When the invitation appeared in her bag, her Mum got excited. She told Clara it was important to have friends, and this meant she must have them. Everyone in the class got one. It meant nothing. No matter what Clara said to try and get out of it, her Mum insisted she was going. “Be sociable for once,” she told her. “The friends you have when you’re ten can become your friends for life.” And Clara’s favourite, “Just try and be more like them and you’ll fit right in.” She didn’t want to fit in. It was exhausting.
Clara had been at the party for fifteen long minutes. She said hello to Paige, the birthday girl. She handed over the book about birds that she wished she could have kept, then as Paige opened it and pulled a face, Clara left the room. They laughed at her, but she didn’t understand why.
The step was hard, but the solid wood against her back was better than the discomfort of being around others. She pulled at the dress her Mum forced her to wear. It felt scratchy. The neckline too tight. The sleeves too long, slipping over her hands, irritating them.
She fought away tears. She wanted to scream, to run, to hide, but she was frozen to the spot.
“Hey there, I’m Dan, Paige’s Dad. Are you ok?” A large man crouched in front of her, but not too close.
Clara looked at him, but words wouldn’t form on her lips.
“Don’t worry. This is for you.” He handed her a box. She opened it carefully. Inside was a set of headphones. “Pop them over your ears. They will deaden the sounds. Make things a little more bearable.”
Clara did. They were a little big, so he helped her adjust them. The world went silent. It was amazing!
She smiled. “Thank you!”
He lifted one side up and said, “Now how about I find you a t-shirt and leggings to change into? Paige has so many, she won’t notice.”
Clara nodded and followed him. Once changed and more comfortable, they went into the kitchen where other children weren’t allowed.

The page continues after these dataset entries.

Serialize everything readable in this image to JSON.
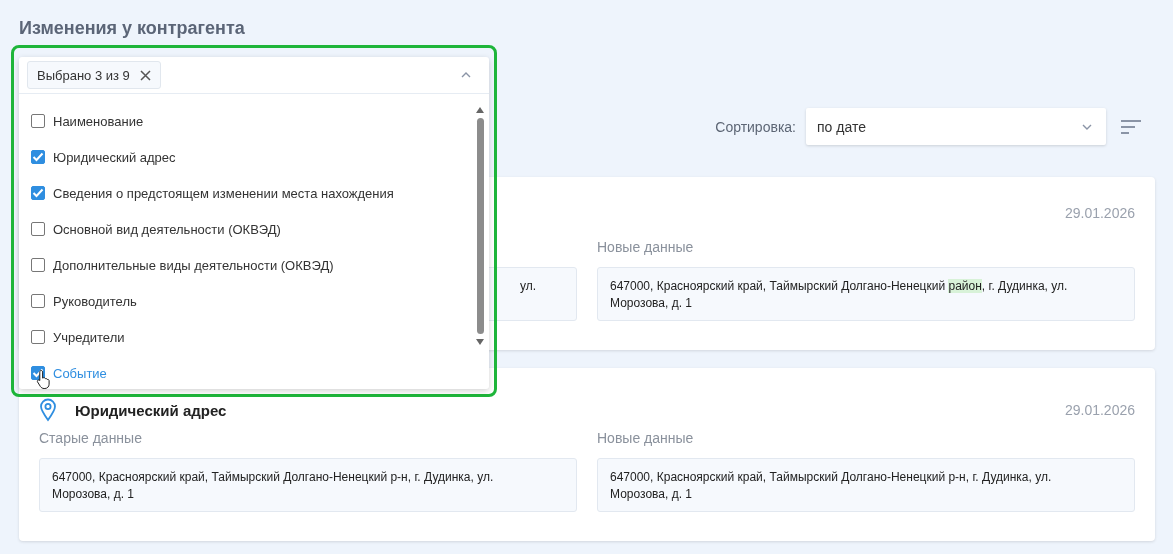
{
  "title": "Изменения у контрагента",
  "filter": {
    "chip": "Выбрано 3 из 9",
    "expanded": true,
    "items": [
      {
        "label": "Наименование",
        "checked": false,
        "hovered": false
      },
      {
        "label": "Юридический адрес",
        "checked": true,
        "hovered": false
      },
      {
        "label": "Сведения о предстоящем изменении места нахождения",
        "checked": true,
        "hovered": false
      },
      {
        "label": "Основной вид деятельности (ОКВЭД)",
        "checked": false,
        "hovered": false
      },
      {
        "label": "Дополнительные виды деятельности (ОКВЭД)",
        "checked": false,
        "hovered": false
      },
      {
        "label": "Руководитель",
        "checked": false,
        "hovered": false
      },
      {
        "label": "Учредители",
        "checked": false,
        "hovered": false
      },
      {
        "label": "Событие",
        "checked": true,
        "hovered": true
      }
    ]
  },
  "sort": {
    "label": "Сортировка:",
    "value": "по дате"
  },
  "cards": [
    {
      "date": "29.01.2026",
      "old_text": "ул.",
      "new_label": "Новые данные",
      "new_parts": [
        {
          "text": "647000, Красноярский край, Таймырский Долгано-Ненецкий ",
          "highlighted": false
        },
        {
          "text": "район",
          "highlighted": true
        },
        {
          "text": ", г. Дудинка, ул. Морозова, д. 1",
          "highlighted": false
        }
      ]
    },
    {
      "title": "Юридический адрес",
      "date": "29.01.2026",
      "old_label": "Старые данные",
      "old_text": "647000, Красноярский край, Таймырский Долгано-Ненецкий р-н, г. Дудинка, ул. Морозова, д. 1",
      "new_label": "Новые данные",
      "new_parts": [
        {
          "text": "647000, Красноярский край, Таймырский Долгано-Ненецкий р-н, г. Дудинка, ул. Морозова, д. 1",
          "highlighted": false
        }
      ]
    }
  ]
}
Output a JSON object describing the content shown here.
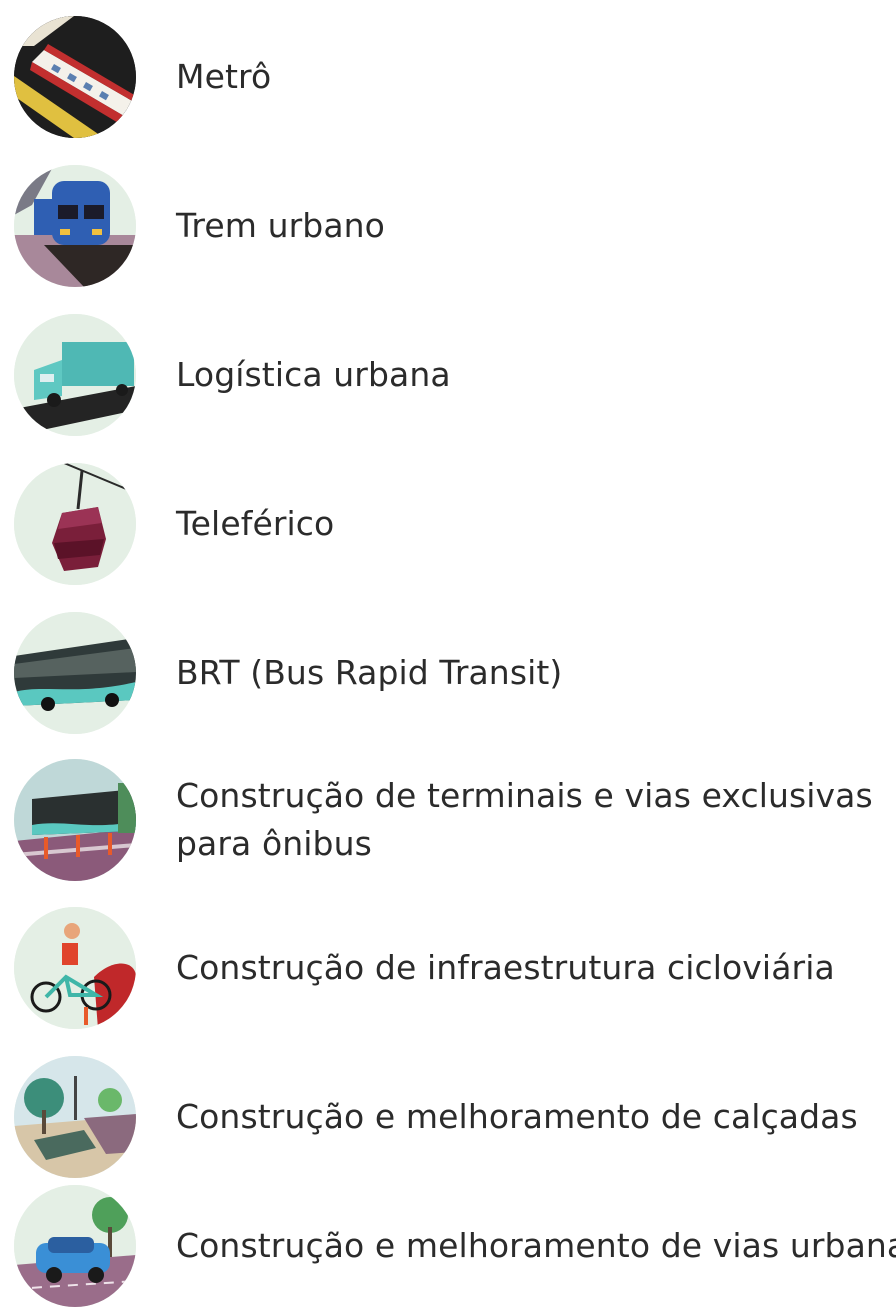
{
  "items": [
    {
      "label": "Metrô",
      "icon": "subway-icon"
    },
    {
      "label": "Trem urbano",
      "icon": "train-icon"
    },
    {
      "label": "Logística urbana",
      "icon": "delivery-truck-icon"
    },
    {
      "label": "Teleférico",
      "icon": "cable-car-icon"
    },
    {
      "label": "BRT (Bus Rapid Transit)",
      "icon": "brt-bus-icon"
    },
    {
      "label": "Construção de terminais e vias exclusivas",
      "label2": "para ônibus",
      "icon": "bus-terminal-icon"
    },
    {
      "label": "Construção de infraestrutura cicloviária",
      "icon": "cyclist-icon"
    },
    {
      "label": "Construção e melhoramento de calçadas",
      "icon": "sidewalk-icon"
    },
    {
      "label": "Construção e melhoramento de vias urbanas",
      "icon": "urban-road-icon"
    }
  ],
  "colors": {
    "icon_background": "#e4efe5",
    "text": "#2b2b2b"
  }
}
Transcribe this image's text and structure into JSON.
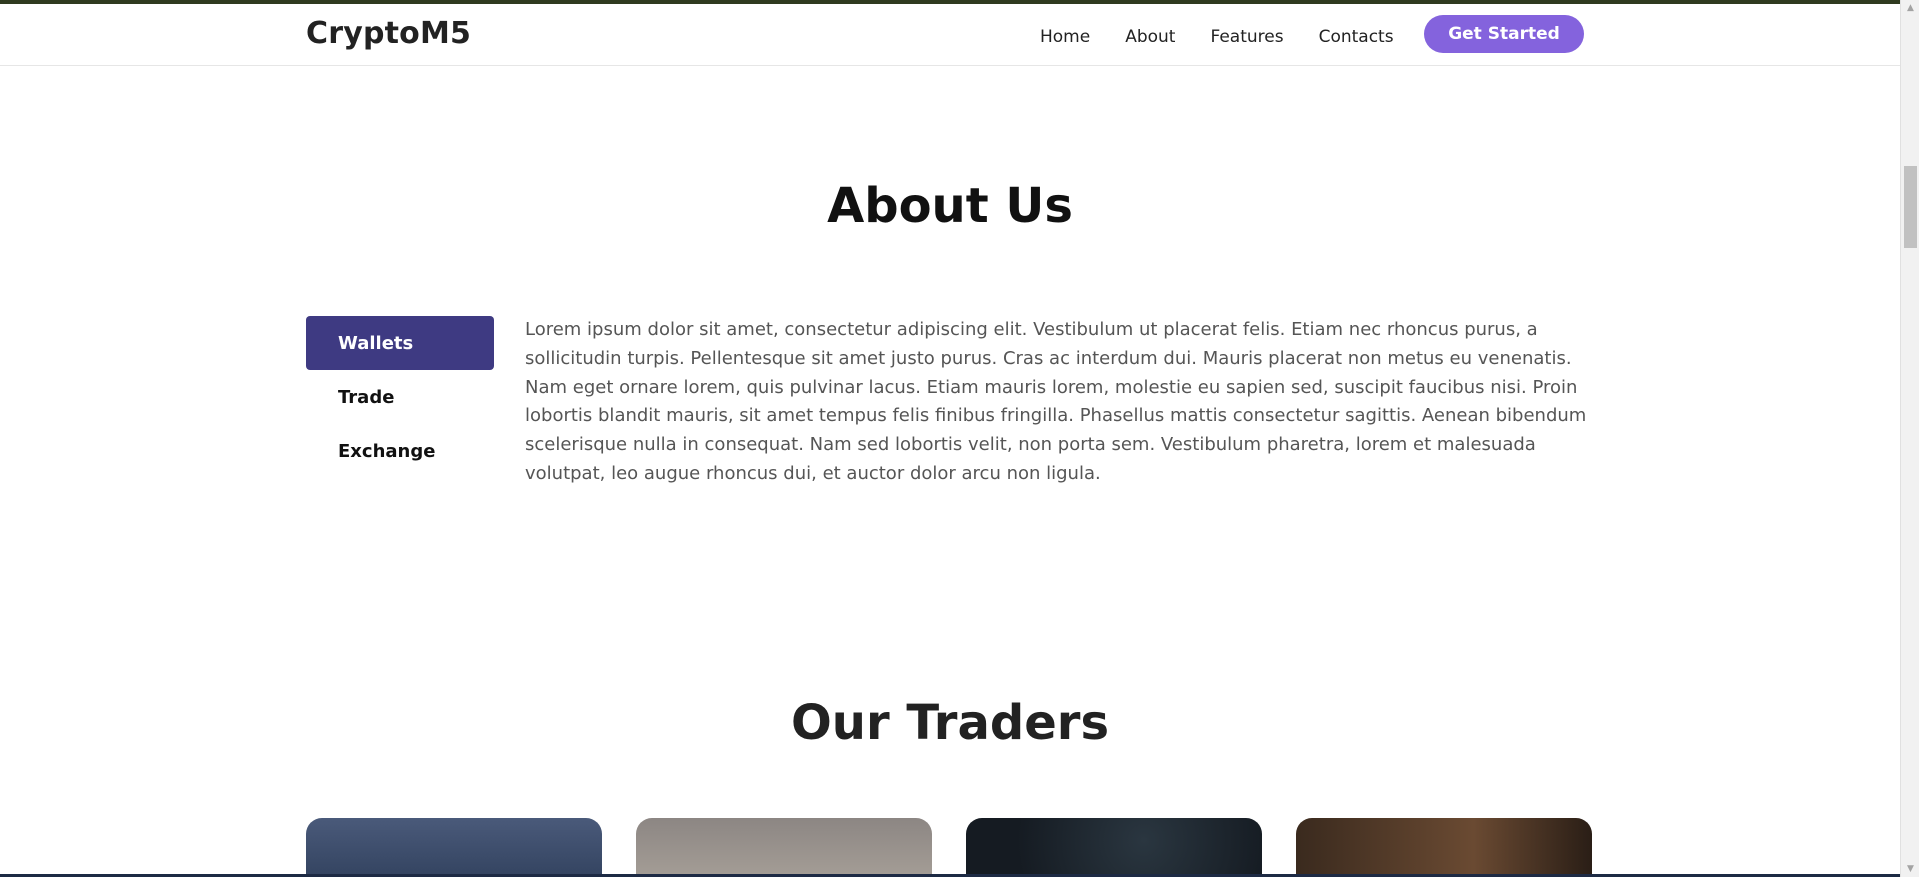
{
  "header": {
    "brand": "CryptoM5",
    "nav": [
      "Home",
      "About",
      "Features",
      "Contacts"
    ],
    "cta_label": "Get Started"
  },
  "about": {
    "title": "About Us",
    "tabs": [
      "Wallets",
      "Trade",
      "Exchange"
    ],
    "active_tab": "Wallets",
    "text": "Lorem ipsum dolor sit amet, consectetur adipiscing elit. Vestibulum ut placerat felis. Etiam nec rhoncus purus, a sollicitudin turpis. Pellentesque sit amet justo purus. Cras ac interdum dui. Mauris placerat non metus eu venenatis. Nam eget ornare lorem, quis pulvinar lacus. Etiam mauris lorem, molestie eu sapien sed, suscipit faucibus nisi. Proin lobortis blandit mauris, sit amet tempus felis finibus fringilla. Phasellus mattis consectetur sagittis. Aenean bibendum scelerisque nulla in consequat. Nam sed lobortis velit, non porta sem. Vestibulum pharetra, lorem et malesuada volutpat, leo augue rhoncus dui, et auctor dolor arcu non ligula."
  },
  "traders": {
    "title": "Our Traders"
  },
  "colors": {
    "accent": "#8463dd",
    "tab_active": "#3e3a82"
  }
}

“Spend as much time in here as you need. Parties aren’t for everyone and that’s ok.” Dan got her a glass of water and left her alone. He gave her the best gift ever. The gift of understanding.
(Laura Nolan, 2022)
"An Alter of Ice"
by Kevin Scott Barker
Such a splendid alter,
has mother nature prepared yesterdays
That I should wake,
and in gratitude find,
Beneath the frozen ivy
A dazzling disk for offers devine;
An alter of Ice,
complete and refined!
So in my Garden
an impromptu Mass,
crystalline sheet of glass
Now the birds begin to form a choir,
In our garden church
Without seat or spire,
And as we pray along with winter's daughter,
Our candle is placed on her frozen water
As we finish,
the sun shines a ray,
upon my face,
yet I cannot stay,
But in Joyous mood,
I walk away,
to explore the gifts
of this frozen day!
(Kevin Scott Barker, 2022)
We'd love to hear which of the winter stories and poems were your favourites, please leave a comment below about your favourite one and what you liked about it.
We wouldn't be able to deliver fun competitions like this if it wasn't for the ongoing donations and help of our supporters.
Click here - If you want to find out more about how you can support The Faraway CIC to deliver projects and services that empower neurodiverse people and make the greater community more accessible for everyone.